(REQUIREMENT): Below are the records; give the number of their lines that contain the word "优质中小企业梯度培育管理办法" and nothing more.

(GIVEN ENTRIES):

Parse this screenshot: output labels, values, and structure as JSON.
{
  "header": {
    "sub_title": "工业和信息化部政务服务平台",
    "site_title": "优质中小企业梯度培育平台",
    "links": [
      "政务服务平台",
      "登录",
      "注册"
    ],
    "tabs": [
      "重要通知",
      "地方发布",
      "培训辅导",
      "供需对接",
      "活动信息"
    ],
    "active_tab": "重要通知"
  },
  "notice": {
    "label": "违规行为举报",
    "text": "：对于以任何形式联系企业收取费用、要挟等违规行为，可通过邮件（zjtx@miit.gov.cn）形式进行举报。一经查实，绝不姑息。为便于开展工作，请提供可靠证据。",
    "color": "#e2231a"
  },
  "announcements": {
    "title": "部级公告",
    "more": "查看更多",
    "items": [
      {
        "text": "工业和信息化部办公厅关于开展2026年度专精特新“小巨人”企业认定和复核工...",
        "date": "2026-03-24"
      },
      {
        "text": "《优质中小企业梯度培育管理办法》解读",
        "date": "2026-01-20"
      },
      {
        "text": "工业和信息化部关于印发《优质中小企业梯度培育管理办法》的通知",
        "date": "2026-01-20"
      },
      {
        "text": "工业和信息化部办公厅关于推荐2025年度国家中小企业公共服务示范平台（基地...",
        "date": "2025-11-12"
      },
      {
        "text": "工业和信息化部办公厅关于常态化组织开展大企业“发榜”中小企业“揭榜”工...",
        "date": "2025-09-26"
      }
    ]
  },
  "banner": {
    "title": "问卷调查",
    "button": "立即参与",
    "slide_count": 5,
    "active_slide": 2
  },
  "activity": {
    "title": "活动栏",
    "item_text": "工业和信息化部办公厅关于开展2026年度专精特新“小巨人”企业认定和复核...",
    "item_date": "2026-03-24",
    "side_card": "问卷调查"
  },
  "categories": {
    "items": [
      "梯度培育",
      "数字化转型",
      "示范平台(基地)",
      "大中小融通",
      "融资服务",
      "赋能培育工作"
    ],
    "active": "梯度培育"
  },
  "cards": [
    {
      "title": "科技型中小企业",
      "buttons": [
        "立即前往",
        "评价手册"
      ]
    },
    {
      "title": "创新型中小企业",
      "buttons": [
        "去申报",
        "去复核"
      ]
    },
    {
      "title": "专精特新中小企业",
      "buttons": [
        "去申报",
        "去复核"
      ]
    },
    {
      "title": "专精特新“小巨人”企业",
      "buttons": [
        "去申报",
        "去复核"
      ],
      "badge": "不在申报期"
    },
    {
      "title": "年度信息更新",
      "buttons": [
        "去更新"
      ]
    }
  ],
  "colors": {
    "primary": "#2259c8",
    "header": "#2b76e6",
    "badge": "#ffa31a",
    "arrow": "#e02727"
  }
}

(RESPONSE TO THE EXERCISE): 2